▶ **PROBLEM STATEMENT**
Please copy each line of the records below that includes the word "background".

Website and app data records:
══════════
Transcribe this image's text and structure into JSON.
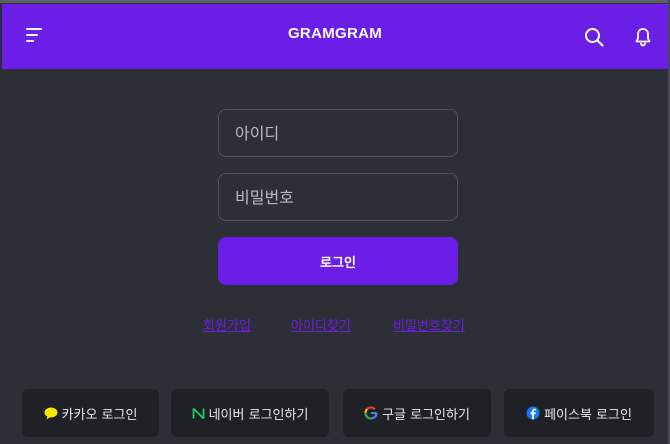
{
  "header": {
    "brand": "GRAMGRAM",
    "icons": {
      "menu": "hamburger-icon",
      "search": "search-icon",
      "notifications": "bell-icon"
    },
    "color": "#6a1ee6"
  },
  "login_form": {
    "id_placeholder": "아이디",
    "password_placeholder": "비밀번호",
    "submit_label": "로그인"
  },
  "links": {
    "join": "회원가입",
    "find_id": "아이디찾기",
    "find_password": "비밀번호찾기"
  },
  "social_logins": {
    "kakao": {
      "label": "카카오 로그인",
      "icon": "speech-bubble-icon",
      "color": "#f7e600"
    },
    "naver": {
      "label": "네이버 로그인하기",
      "icon": "naver-n-icon",
      "color": "#19ce60"
    },
    "google": {
      "label": "구글 로그인하기",
      "icon": "google-g-icon",
      "color": "#ea4335"
    },
    "facebook": {
      "label": "페이스북 로그인",
      "icon": "facebook-icon",
      "color": "#1877f2"
    }
  },
  "colors": {
    "background": "#2c2f36",
    "accent": "#6a1ee6",
    "button_dark": "#1f2126"
  }
}
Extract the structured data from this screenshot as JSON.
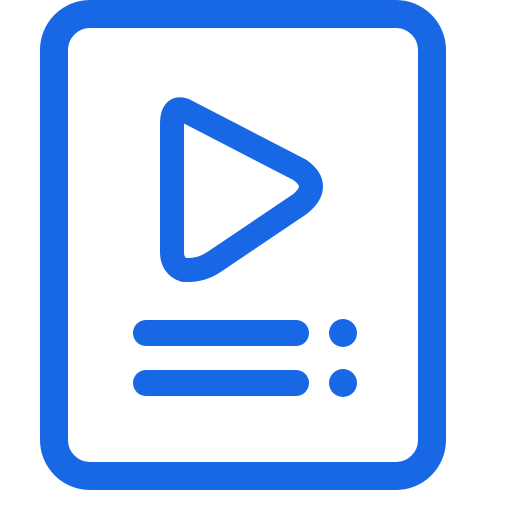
{
  "icon": {
    "name": "video-playlist-document-icon",
    "color": "#1868E6",
    "background": "#FFFFFF",
    "parts": {
      "document": "document-frame",
      "play": "play-triangle",
      "list": [
        "list-line-1",
        "list-line-2"
      ],
      "dots": [
        "list-dot-1",
        "list-dot-2"
      ]
    }
  }
}
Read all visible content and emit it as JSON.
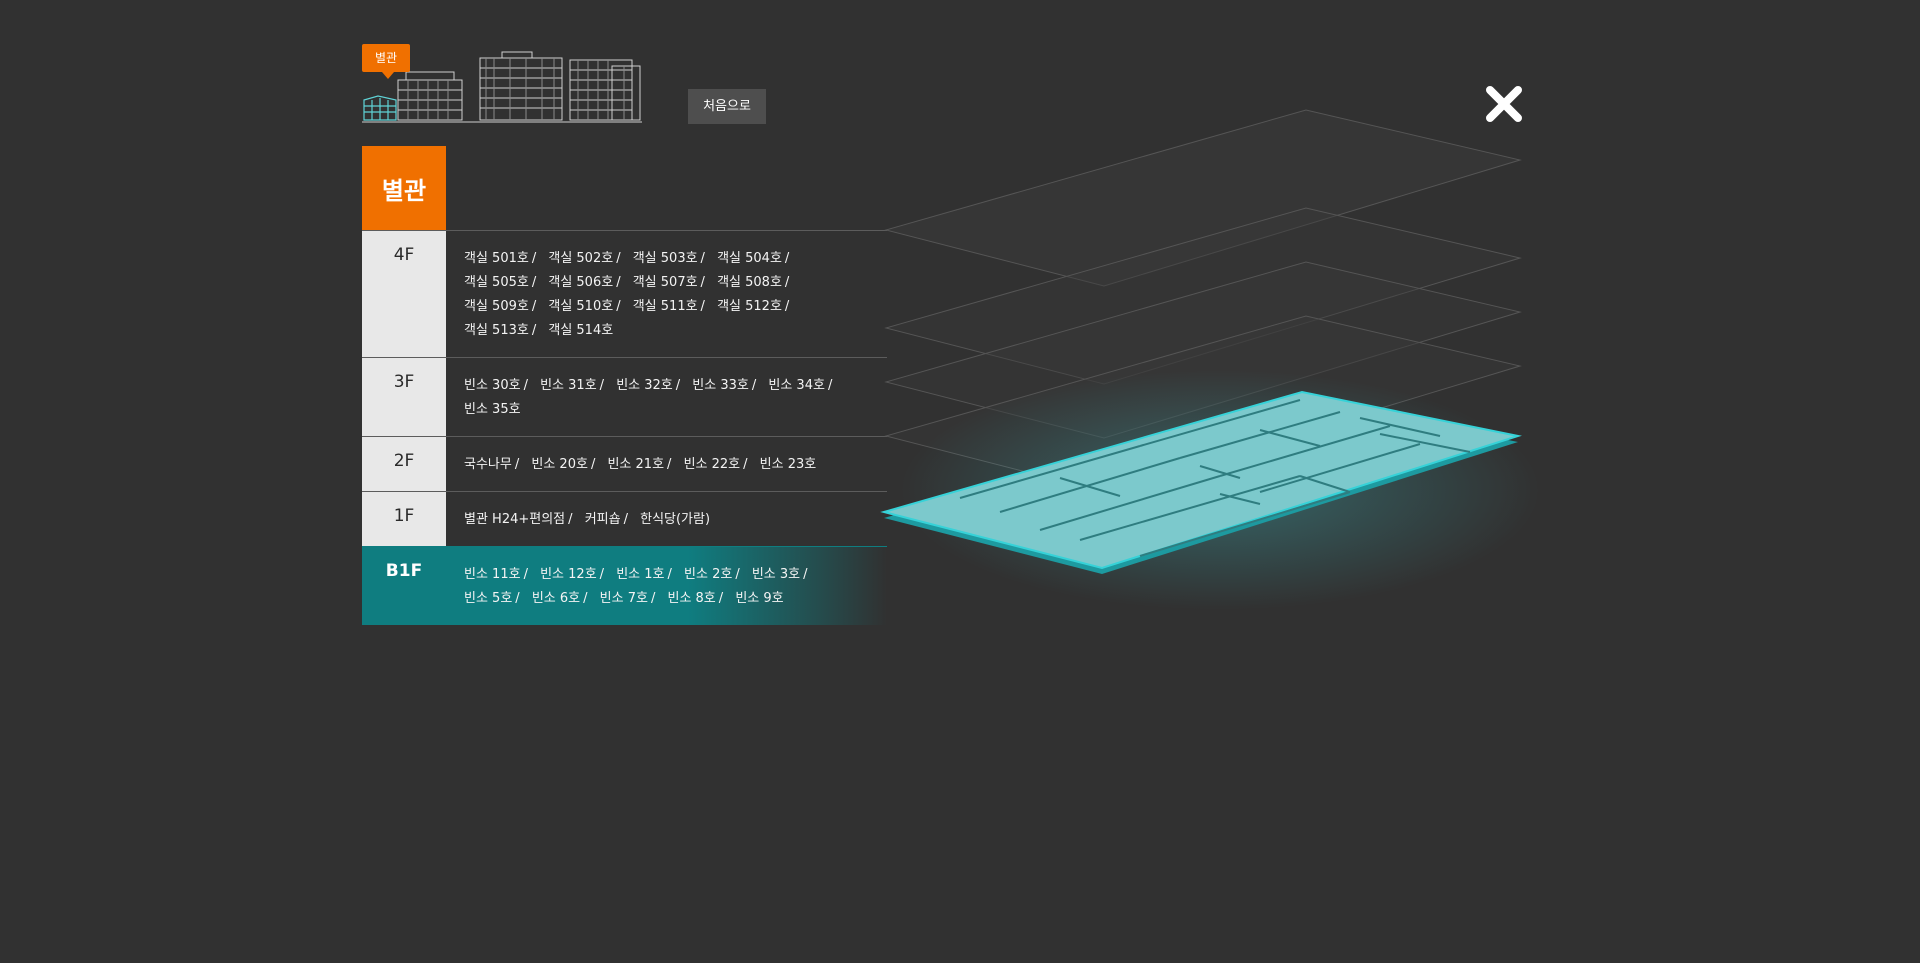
{
  "header": {
    "building_badge": "별관",
    "home_button": "처음으로"
  },
  "building": {
    "name": "별관"
  },
  "floors": [
    {
      "label": "4F",
      "active": false,
      "rooms": [
        "객실 501호",
        "객실 502호",
        "객실 503호",
        "객실 504호",
        "객실 505호",
        "객실 506호",
        "객실 507호",
        "객실 508호",
        "객실 509호",
        "객실 510호",
        "객실 511호",
        "객실 512호",
        "객실 513호",
        "객실 514호"
      ]
    },
    {
      "label": "3F",
      "active": false,
      "rooms": [
        "빈소 30호",
        "빈소 31호",
        "빈소 32호",
        "빈소 33호",
        "빈소 34호",
        "빈소 35호"
      ]
    },
    {
      "label": "2F",
      "active": false,
      "rooms": [
        "국수나무",
        "빈소 20호",
        "빈소 21호",
        "빈소 22호",
        "빈소 23호"
      ]
    },
    {
      "label": "1F",
      "active": false,
      "rooms": [
        "별관 H24+편의점",
        "커피숍",
        "한식당(가람)"
      ]
    },
    {
      "label": "B1F",
      "active": true,
      "rooms": [
        "빈소 11호",
        "빈소 12호",
        "빈소 1호",
        "빈소 2호",
        "빈소 3호",
        "빈소 5호",
        "빈소 6호",
        "빈소 7호",
        "빈소 8호",
        "빈소 9호"
      ]
    }
  ],
  "icons": {
    "close": "close-icon",
    "building": "building-illustration-icon"
  },
  "colors": {
    "accent": "#f07000",
    "active_floor": "#0f7d80",
    "active_plan": "#7cc9cc",
    "background": "#313131"
  }
}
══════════
▶ **PROBLEM SOLUTION**
    "background": "#2c2f36",
    "background": "#FFFFFF",
    "background": "#313131"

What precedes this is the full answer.